• Assignment
From the entries below, please gather each line containing the string "this".

• Listed records
-- Opening Marker --
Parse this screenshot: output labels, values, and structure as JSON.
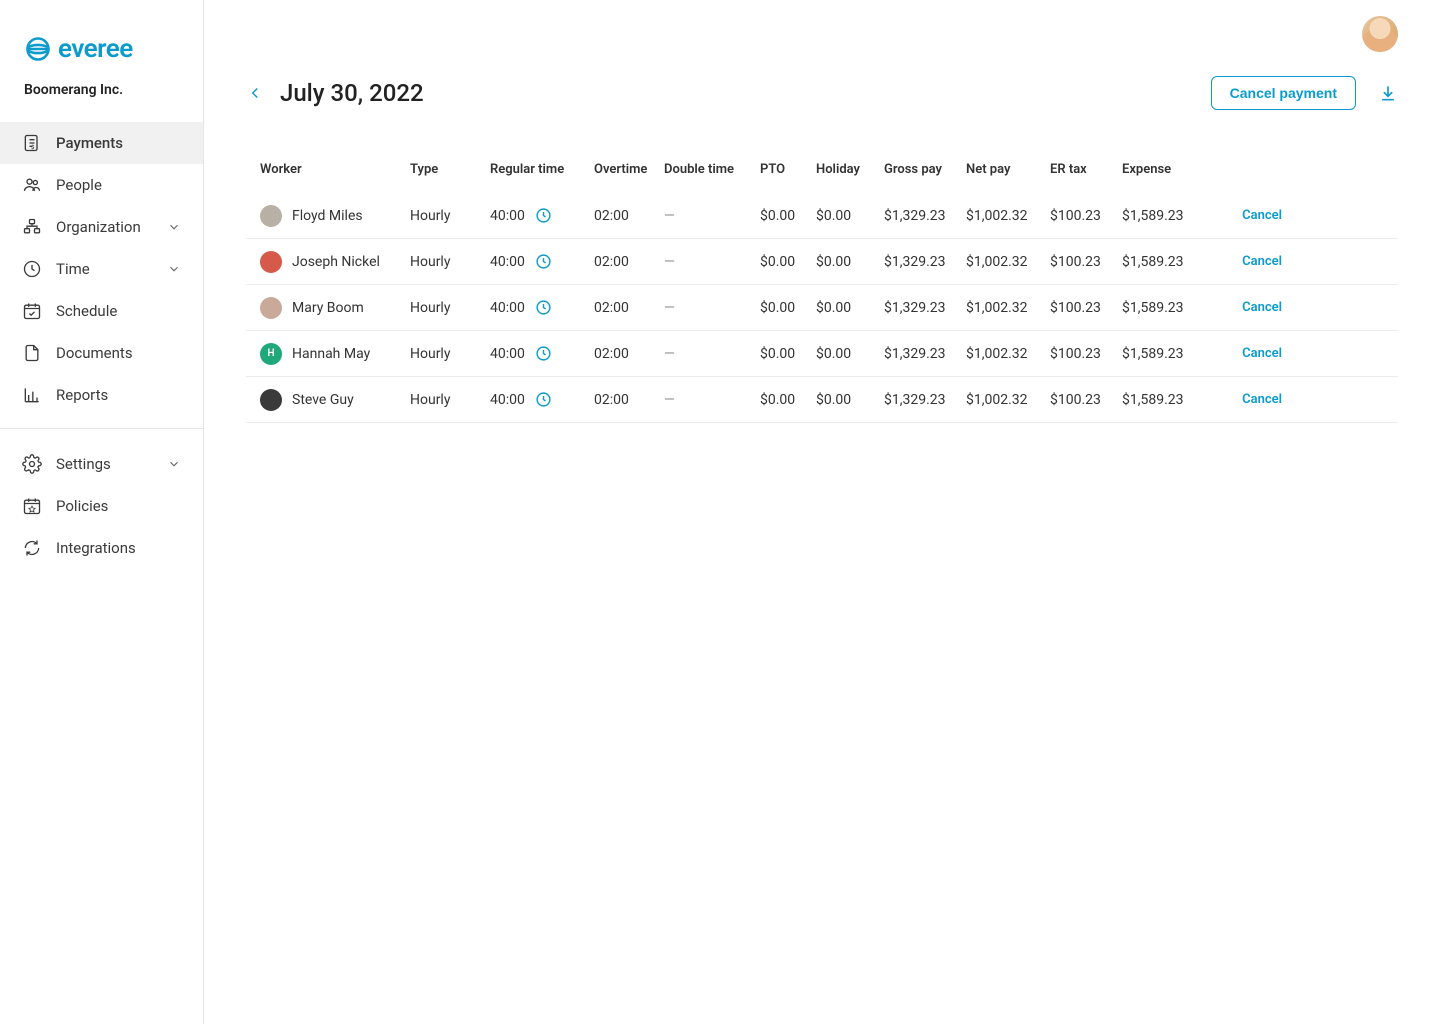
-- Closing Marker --
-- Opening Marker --
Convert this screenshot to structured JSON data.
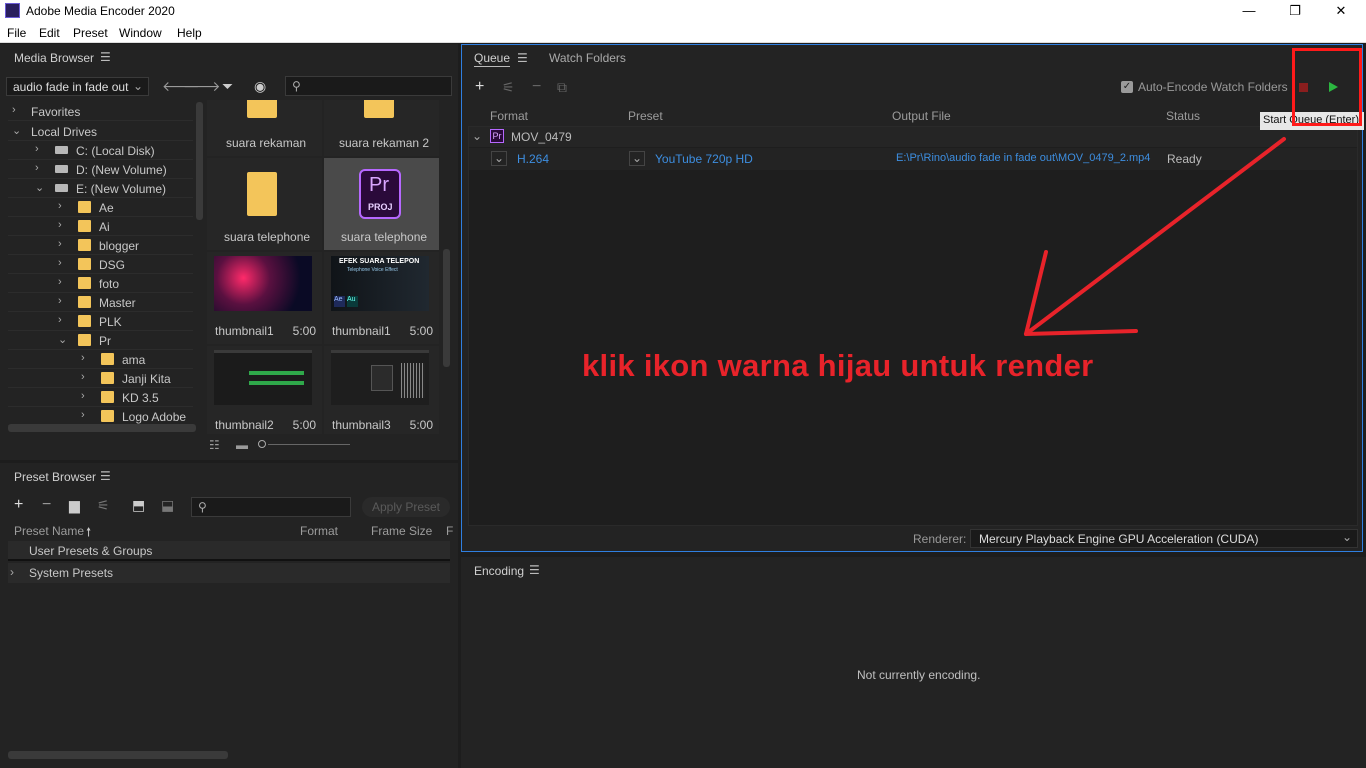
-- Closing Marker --
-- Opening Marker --
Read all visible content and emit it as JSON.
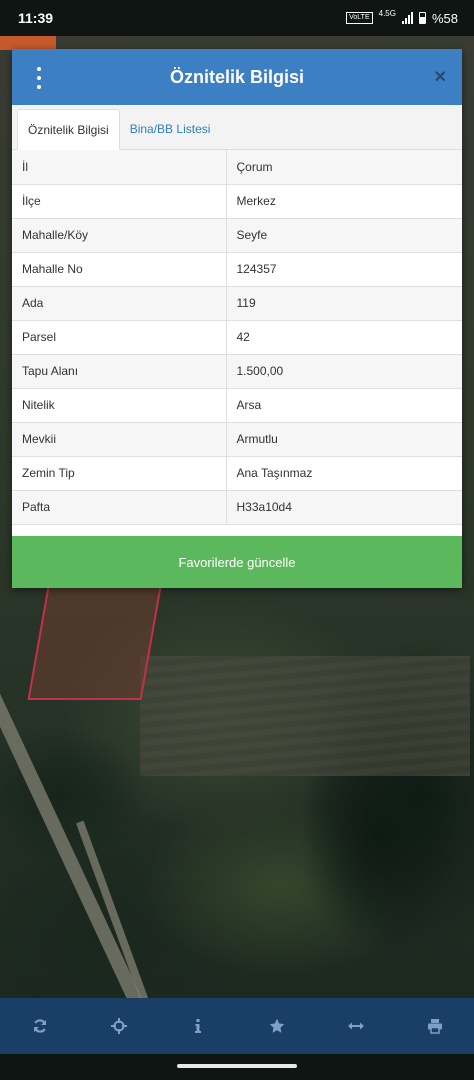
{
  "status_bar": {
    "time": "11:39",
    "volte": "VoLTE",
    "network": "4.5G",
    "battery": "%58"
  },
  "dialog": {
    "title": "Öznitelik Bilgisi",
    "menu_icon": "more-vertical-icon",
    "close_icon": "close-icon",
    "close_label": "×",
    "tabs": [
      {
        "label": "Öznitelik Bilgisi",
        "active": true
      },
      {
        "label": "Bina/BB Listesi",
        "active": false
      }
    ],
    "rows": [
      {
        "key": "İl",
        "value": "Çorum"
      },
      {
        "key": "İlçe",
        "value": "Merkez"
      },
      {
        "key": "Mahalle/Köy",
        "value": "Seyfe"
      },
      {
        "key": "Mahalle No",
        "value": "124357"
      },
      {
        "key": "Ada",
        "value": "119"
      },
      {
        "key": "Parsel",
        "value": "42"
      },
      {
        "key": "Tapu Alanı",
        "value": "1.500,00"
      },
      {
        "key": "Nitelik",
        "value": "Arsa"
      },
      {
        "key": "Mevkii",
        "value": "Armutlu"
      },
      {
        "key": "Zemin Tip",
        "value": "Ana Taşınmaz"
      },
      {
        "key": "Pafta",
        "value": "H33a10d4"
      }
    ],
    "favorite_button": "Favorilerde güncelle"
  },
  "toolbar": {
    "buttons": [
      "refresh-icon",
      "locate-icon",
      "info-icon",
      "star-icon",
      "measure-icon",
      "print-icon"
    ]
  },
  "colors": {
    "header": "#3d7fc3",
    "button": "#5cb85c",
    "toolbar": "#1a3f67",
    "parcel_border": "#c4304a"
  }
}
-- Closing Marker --
• Exercise output
Parse this screenshot: output labels, values, and structure as JSON.
Convert this screenshot to structured JSON data.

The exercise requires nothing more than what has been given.